***** Provided data

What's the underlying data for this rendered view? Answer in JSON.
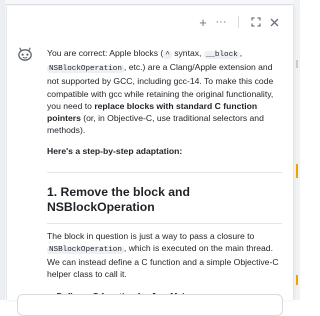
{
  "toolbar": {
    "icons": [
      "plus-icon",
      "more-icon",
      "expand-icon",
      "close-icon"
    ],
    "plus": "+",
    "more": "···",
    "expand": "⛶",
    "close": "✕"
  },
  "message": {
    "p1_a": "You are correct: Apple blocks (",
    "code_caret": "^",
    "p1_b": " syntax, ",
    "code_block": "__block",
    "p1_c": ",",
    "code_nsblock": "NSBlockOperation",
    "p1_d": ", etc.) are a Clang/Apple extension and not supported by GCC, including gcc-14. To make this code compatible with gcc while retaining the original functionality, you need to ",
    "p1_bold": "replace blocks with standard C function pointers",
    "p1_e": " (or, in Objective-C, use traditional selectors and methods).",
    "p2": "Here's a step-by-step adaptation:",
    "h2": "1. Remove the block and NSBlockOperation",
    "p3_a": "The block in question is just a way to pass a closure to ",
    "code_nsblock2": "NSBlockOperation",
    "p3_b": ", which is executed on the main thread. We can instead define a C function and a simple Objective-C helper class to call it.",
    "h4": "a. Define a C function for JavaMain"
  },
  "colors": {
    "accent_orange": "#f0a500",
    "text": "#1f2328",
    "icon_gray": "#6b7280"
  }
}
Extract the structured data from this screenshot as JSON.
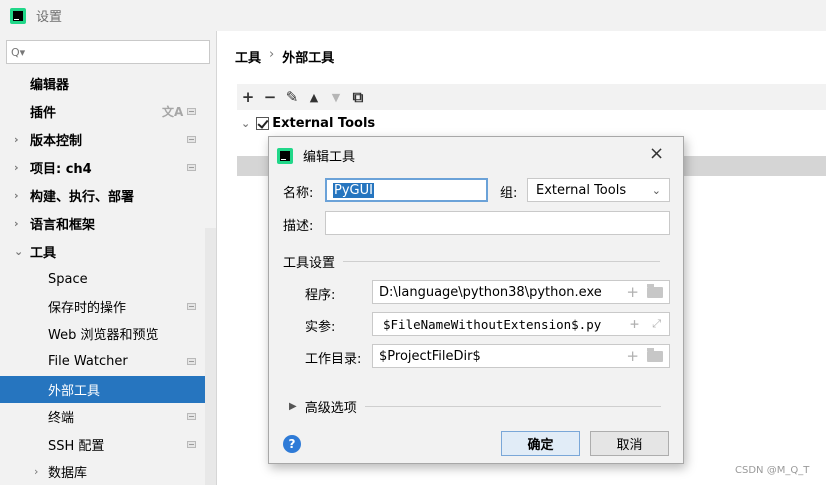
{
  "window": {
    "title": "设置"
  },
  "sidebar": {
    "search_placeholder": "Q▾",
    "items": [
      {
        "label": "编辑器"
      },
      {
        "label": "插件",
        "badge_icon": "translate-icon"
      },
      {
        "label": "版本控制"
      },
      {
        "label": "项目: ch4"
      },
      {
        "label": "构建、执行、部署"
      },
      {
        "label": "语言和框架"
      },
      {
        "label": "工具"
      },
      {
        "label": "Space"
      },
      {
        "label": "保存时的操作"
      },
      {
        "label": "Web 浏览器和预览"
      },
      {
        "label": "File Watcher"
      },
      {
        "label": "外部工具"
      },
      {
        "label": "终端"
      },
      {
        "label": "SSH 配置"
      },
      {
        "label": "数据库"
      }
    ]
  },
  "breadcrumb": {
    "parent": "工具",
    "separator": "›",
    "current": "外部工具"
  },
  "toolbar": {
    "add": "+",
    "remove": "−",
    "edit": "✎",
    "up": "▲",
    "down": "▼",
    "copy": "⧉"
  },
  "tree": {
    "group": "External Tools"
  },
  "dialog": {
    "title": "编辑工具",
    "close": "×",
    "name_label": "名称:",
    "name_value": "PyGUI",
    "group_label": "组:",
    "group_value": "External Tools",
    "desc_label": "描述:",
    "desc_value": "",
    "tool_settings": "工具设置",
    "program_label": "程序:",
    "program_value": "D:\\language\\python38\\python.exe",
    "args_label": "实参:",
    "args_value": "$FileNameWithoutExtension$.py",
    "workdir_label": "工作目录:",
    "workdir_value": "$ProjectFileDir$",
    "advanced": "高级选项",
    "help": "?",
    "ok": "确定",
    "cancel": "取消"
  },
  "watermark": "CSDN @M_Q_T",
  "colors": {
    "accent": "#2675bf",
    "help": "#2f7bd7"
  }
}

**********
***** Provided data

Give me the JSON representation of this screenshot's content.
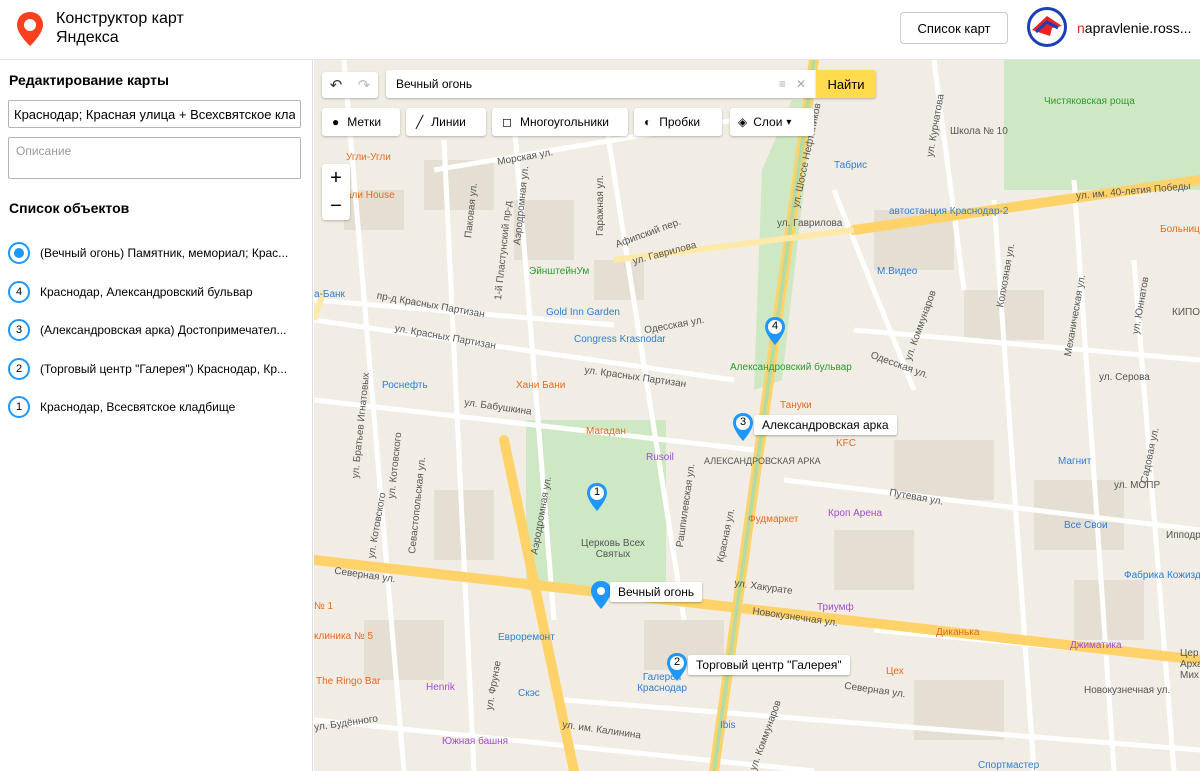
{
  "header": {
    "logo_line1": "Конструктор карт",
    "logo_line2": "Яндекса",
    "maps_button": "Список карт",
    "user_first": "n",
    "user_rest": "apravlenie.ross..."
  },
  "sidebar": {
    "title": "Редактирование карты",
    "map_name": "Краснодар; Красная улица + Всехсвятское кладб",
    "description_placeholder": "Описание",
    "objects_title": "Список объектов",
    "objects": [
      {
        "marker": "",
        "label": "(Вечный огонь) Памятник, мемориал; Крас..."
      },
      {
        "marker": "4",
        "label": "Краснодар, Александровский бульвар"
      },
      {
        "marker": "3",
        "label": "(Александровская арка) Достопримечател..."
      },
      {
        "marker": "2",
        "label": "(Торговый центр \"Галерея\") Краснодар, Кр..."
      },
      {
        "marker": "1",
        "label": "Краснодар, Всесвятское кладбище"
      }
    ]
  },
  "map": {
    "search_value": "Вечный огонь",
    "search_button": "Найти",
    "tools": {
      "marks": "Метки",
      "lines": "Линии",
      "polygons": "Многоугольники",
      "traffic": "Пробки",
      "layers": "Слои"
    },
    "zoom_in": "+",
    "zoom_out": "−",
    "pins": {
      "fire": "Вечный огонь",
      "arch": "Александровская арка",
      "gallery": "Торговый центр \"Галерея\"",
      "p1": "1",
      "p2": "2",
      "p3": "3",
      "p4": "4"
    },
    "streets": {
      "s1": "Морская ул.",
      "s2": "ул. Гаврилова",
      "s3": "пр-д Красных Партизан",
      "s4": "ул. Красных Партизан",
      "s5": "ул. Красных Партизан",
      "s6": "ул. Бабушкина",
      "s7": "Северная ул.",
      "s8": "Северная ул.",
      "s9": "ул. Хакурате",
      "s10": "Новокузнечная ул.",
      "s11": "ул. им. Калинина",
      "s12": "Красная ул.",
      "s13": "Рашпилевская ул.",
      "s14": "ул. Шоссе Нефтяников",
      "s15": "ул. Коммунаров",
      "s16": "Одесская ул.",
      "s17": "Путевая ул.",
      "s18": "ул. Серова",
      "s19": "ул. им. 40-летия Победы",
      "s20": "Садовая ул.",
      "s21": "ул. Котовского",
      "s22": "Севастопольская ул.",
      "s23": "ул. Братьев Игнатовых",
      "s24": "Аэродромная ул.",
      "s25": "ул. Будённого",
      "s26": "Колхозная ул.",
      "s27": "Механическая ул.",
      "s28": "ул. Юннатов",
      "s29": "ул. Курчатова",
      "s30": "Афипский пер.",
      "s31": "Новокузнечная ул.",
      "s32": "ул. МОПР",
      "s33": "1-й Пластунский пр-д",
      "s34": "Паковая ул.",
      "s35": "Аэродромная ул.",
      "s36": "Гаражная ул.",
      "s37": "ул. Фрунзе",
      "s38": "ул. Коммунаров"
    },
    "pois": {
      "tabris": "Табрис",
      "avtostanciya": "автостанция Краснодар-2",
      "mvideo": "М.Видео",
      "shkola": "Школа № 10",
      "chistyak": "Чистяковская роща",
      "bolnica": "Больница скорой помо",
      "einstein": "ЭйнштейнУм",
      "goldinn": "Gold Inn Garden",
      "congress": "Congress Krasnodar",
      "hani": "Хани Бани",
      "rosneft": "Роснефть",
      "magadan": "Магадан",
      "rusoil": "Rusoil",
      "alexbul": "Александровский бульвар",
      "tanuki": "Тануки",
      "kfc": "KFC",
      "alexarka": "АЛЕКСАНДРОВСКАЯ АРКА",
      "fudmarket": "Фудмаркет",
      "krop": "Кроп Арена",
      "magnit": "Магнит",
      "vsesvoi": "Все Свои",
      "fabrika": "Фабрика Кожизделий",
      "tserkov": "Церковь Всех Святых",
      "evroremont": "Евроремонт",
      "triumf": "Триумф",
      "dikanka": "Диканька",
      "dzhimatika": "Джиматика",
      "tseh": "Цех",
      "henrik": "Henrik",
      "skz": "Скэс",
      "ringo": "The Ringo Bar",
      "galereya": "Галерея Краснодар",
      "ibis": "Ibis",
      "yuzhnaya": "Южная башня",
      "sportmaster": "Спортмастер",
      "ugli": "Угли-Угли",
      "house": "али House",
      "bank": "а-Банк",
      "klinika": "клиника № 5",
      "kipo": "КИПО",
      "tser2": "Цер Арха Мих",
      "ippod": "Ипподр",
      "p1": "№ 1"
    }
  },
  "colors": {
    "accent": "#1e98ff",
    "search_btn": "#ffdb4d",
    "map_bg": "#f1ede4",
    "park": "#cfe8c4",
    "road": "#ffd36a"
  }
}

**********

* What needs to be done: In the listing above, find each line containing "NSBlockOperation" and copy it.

* Result for this exercise:
    "code_nsblock": "NSBlockOperation",
    "h2": "1. Remove the block and NSBlockOperation",
    "code_nsblock2": "NSBlockOperation",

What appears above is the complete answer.